Stefanik, the No. 3 House Republican since May 2021, was among eight Republicans who voted in 2019 for an anti-discrimination measure known as the Equality Act. She voted against a version of that bill in February 2021.
Of the six Republicans serving in the House today who voted for DOMA in 1996, two backed H.R. 8404 — Fred Upton (Mich.), who isn’t seeking re-election, and Ken Calvert (Calif.), who’s running for re-election in a more politically competitive district that was redrawn to include Palm Springs, which has a large LGBTQ community. Calvert’s Democratic opponent is Will Rollins, a former federal prosecutor who’s openly gay.
The measure also drew support from nine of the 10 Republicans who voted to impeach Donald Trump over his role in the Jan. 6, 2021 attack on the Capitol. The exception was Rep. Jaime Herrera Beutler (Wash.), who’s in a primary on Aug. 2.

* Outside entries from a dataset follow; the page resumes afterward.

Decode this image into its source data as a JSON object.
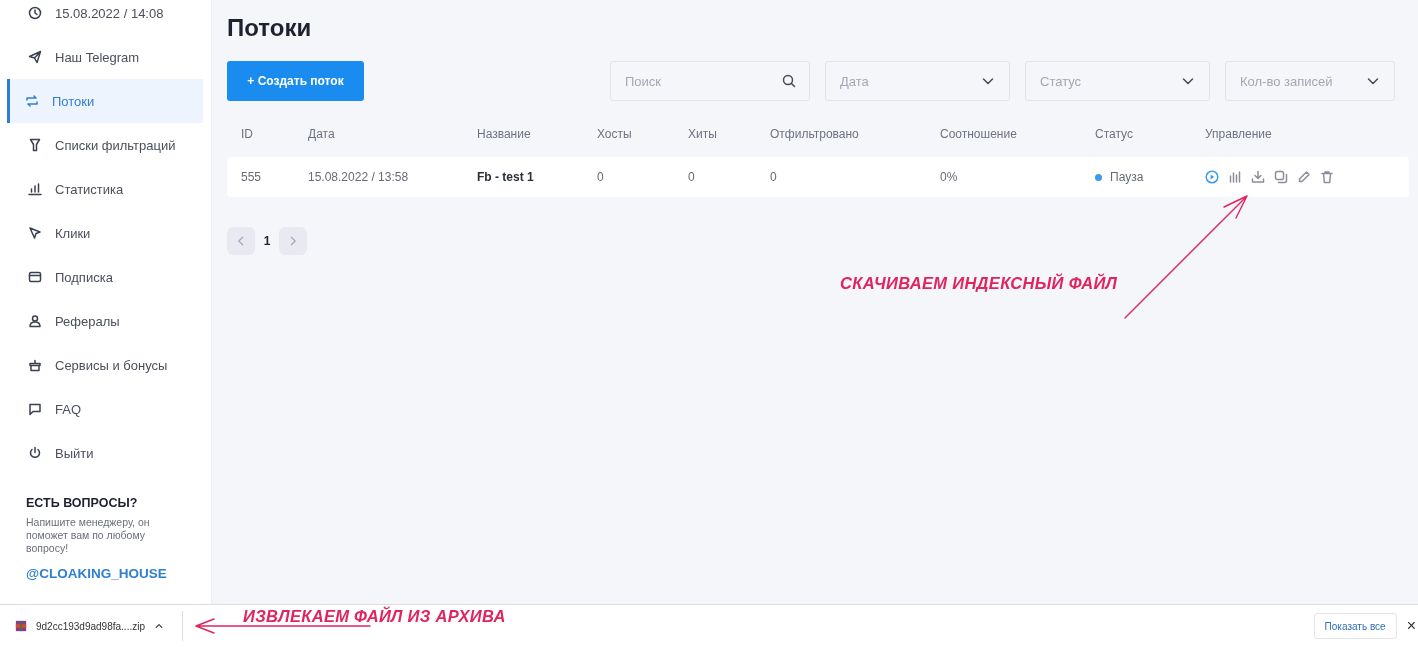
{
  "sidebar": {
    "datetime": "15.08.2022 / 14:08",
    "items": [
      {
        "label": "Наш Telegram",
        "selected": false
      },
      {
        "label": "Потоки",
        "selected": true
      },
      {
        "label": "Списки фильтраций",
        "selected": false
      },
      {
        "label": "Статистика",
        "selected": false
      },
      {
        "label": "Клики",
        "selected": false
      },
      {
        "label": "Подписка",
        "selected": false
      },
      {
        "label": "Рефералы",
        "selected": false
      },
      {
        "label": "Сервисы и бонусы",
        "selected": false
      },
      {
        "label": "FAQ",
        "selected": false
      },
      {
        "label": "Выйти",
        "selected": false
      }
    ],
    "help": {
      "title": "ЕСТЬ ВОПРОСЫ?",
      "text": "Напишите менеджеру, он поможет вам по любому вопросу!",
      "handle": "@CLOAKING_HOUSE"
    }
  },
  "page": {
    "title": "Потоки",
    "create_button": "+ Создать поток",
    "search": {
      "placeholder": "Поиск"
    },
    "filters": [
      {
        "placeholder": "Дата"
      },
      {
        "placeholder": "Статус"
      },
      {
        "placeholder": "Кол-во записей"
      }
    ]
  },
  "table": {
    "columns": [
      "ID",
      "Дата",
      "Название",
      "Хосты",
      "Хиты",
      "Отфильтровано",
      "Соотношение",
      "Статус",
      "Управление"
    ],
    "rows": [
      {
        "id": "555",
        "date": "15.08.2022 / 13:58",
        "name": "Fb - test 1",
        "hosts": "0",
        "hits": "0",
        "filtered": "0",
        "ratio": "0%",
        "status": {
          "label": "Пауза",
          "color": "#3d9be9"
        }
      }
    ]
  },
  "pagination": {
    "pages": [
      {
        "label": "1",
        "selected": true
      }
    ]
  },
  "download_bar": {
    "filename": "9d2cc193d9ad98fa....zip",
    "show_all": "Показать все",
    "close": "×"
  },
  "annotations": [
    {
      "text": "СКАЧИВАЕМ ИНДЕКСНЫЙ ФАЙЛ"
    },
    {
      "text": "ИЗВЛЕКАЕМ ФАЙЛ ИЗ АРХИВА"
    }
  ]
}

Rep. Liz Cheney (Wyo.), who’s in a difficult primary Aug. 16 because of her opposition to Trump, voted for the marriage measure. In 2013, when Cheney began and withdrew a bid to run for the Senate, she said she was “not pro-gay marriage” and exposed an intra-family split on the issue with her lesbian sister, Mary, and their father, former Vice President Dick Cheney.
Other Republican supporters included Rep. Mike Garcia (Calif.), a conservative seeking re-election in a competitive district in northern Los Angeles County; Reps. Carlos Gimenez and Maria Elvira Salazar, both first-term Floridians from swing districts in the Miami area; Rep. Lee Zeldin (N.Y.), who’s trying to unseat Gov. Kathy Hochul (D) in a strongly Democratic state that legalized same-sex marriage more than a decade ago; and the four Republicans who comprise Utah’s House delegation.

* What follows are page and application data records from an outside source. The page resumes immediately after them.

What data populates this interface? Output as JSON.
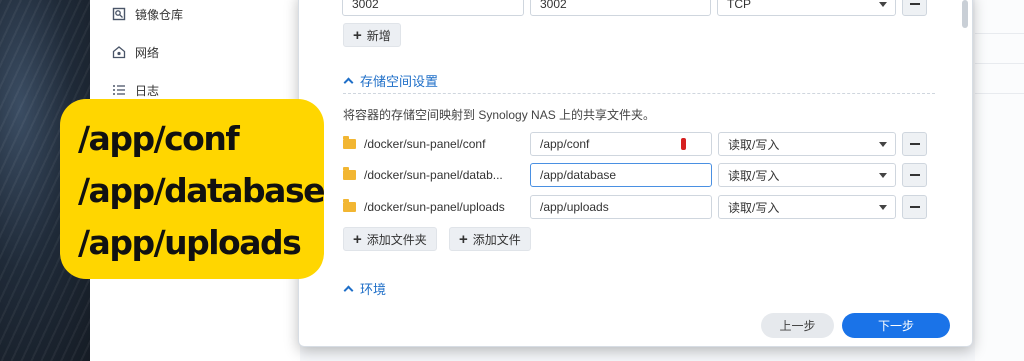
{
  "sidebar": {
    "items": [
      {
        "label": "镜像仓库",
        "icon": "image-registry-icon"
      },
      {
        "label": "网络",
        "icon": "network-icon"
      },
      {
        "label": "日志",
        "icon": "log-list-icon"
      }
    ]
  },
  "port_row": {
    "local_port": "3002",
    "container_port": "3002",
    "protocol": "TCP"
  },
  "add_port_label": "新增",
  "storage": {
    "section_title": "存储空间设置",
    "description": "将容器的存储空间映射到 Synology NAS 上的共享文件夹。",
    "rows": [
      {
        "folder": "/docker/sun-panel/conf",
        "mount": "/app/conf",
        "mode": "读取/写入"
      },
      {
        "folder": "/docker/sun-panel/datab...",
        "mount": "/app/database",
        "mode": "读取/写入"
      },
      {
        "folder": "/docker/sun-panel/uploads",
        "mount": "/app/uploads",
        "mode": "读取/写入"
      }
    ],
    "add_folder_label": "添加文件夹",
    "add_file_label": "添加文件"
  },
  "env_section_title": "环境",
  "footer": {
    "prev_label": "上一步",
    "next_label": "下一步"
  },
  "callout": {
    "lines": [
      "/app/conf",
      "/app/database",
      "/app/uploads"
    ]
  },
  "colors": {
    "accent": "#1a73e8",
    "section_link": "#1f6fc8",
    "callout_bg": "#ffd600",
    "folder": "#f2b632"
  }
}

Rep. Nicole Malliotakis (N.Y.), a first-term Republican who voted for the marriage equality measure, said she regretted her vote as a state legislator in 2011 against the New York law that legalized same-sex marriage.
“Every legislator has votes they regret, and to this day, that vote was one of the most difficult I’ve had to take,” Malliotakis said in a statement. “Over the past decade, I have attended two weddings of couples who deserve equal recognition and protection under the law.”
Zach C. Cohen in Washington also contributed to this story.
To contact the reporter on this story: Greg Giroux in Washington at email@example.com